In 2017, property tax proposals left the House and Senate at an impasse during both the regular and special sessions. The lower chamber proposed that an election be triggered at 6 percent revenue growth, while the upper chamber pushed for 4 percent.
In a move Bettencourt has jokingly called a “compromise,” Gov. Greg Abbott pitched a 2.5 percent rate in advance of the 2019 session. A poll from Quinnipiac University, released this week, found voters largely supported the idea of requiring local governments to get voter approval before “increasing property taxes” more than 2.5 percent.
Still, lawmakers’ public support for the 2.5 percent threshold has appeared to wane. Republicans have cast the figure as a starting point. Prominent Democrats on the committee — state Reps. Trey Martinez Fischer, D-San Antonio, and Rep. Eddie Rodriguez, D-Austin — have said the figure is a non-starter.
“For the number now to shift downward by a point and a half to 2.5,” Martinez Fischer said, “my natural reaction and response to that is, ‘Well, my 6 becomes 7.5.’”
And a major component of the reform package has yet to be unveiled. The bulk of property taxes statewide are levied by school districts, with state dollars flowing in after local revenue has been accounted for. The property tax reform proposal has inserted placeholder language for schools, as lawmakers’ wait on sprawling public education bills to be filed.

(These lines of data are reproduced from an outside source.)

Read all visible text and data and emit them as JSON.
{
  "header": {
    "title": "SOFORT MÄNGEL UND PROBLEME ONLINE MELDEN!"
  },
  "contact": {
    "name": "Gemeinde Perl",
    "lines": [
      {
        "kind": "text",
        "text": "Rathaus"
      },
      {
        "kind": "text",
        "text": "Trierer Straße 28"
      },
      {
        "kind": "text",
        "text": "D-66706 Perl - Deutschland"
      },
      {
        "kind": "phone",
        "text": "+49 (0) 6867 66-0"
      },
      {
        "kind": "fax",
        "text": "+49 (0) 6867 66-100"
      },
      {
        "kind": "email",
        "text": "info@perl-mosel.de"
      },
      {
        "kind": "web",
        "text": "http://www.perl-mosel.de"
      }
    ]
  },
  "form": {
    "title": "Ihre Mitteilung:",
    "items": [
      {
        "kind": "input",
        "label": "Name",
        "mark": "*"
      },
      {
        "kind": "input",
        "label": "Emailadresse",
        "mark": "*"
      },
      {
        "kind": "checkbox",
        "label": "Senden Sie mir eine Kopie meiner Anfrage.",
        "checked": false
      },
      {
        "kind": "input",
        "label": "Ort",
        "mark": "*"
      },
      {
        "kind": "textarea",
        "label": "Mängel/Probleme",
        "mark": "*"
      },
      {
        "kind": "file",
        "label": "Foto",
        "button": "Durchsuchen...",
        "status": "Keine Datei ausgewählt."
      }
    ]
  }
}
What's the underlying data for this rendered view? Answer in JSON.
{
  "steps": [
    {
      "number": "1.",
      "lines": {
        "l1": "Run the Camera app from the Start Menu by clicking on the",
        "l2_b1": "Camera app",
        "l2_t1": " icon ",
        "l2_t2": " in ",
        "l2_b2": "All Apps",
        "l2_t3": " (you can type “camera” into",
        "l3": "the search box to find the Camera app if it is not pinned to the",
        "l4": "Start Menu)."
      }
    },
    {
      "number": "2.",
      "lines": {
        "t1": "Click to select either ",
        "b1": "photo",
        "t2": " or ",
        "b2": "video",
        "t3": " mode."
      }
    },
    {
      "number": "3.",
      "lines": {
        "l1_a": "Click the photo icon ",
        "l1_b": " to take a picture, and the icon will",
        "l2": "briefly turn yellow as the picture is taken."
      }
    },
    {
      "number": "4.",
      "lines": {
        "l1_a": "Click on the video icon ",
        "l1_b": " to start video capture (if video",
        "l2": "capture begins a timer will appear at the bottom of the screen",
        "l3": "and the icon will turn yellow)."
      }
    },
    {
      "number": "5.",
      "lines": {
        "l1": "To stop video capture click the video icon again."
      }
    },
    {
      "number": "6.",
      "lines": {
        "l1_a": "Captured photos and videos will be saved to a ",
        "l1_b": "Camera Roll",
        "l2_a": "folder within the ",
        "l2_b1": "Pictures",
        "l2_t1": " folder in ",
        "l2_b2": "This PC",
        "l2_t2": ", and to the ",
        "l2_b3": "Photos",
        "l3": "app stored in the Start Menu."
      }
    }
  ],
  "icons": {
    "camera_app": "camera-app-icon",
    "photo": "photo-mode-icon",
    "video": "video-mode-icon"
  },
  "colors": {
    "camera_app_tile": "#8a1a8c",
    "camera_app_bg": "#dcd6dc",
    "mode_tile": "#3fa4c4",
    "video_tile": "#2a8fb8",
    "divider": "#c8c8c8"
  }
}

Martinez Fischer, who sits on the Ways and Means Committee, said of the lower chamber's approach: “we don't care about getting it done first; we care about getting it done right.”
“Everybody seems to want to live this policy through the lens of 2017,” he said. “I take the mayors at their word that they're going to work hard, they're going to come up with a collective solution. I take the chairman at his word that he wants our input and is hoping to make this bill better.”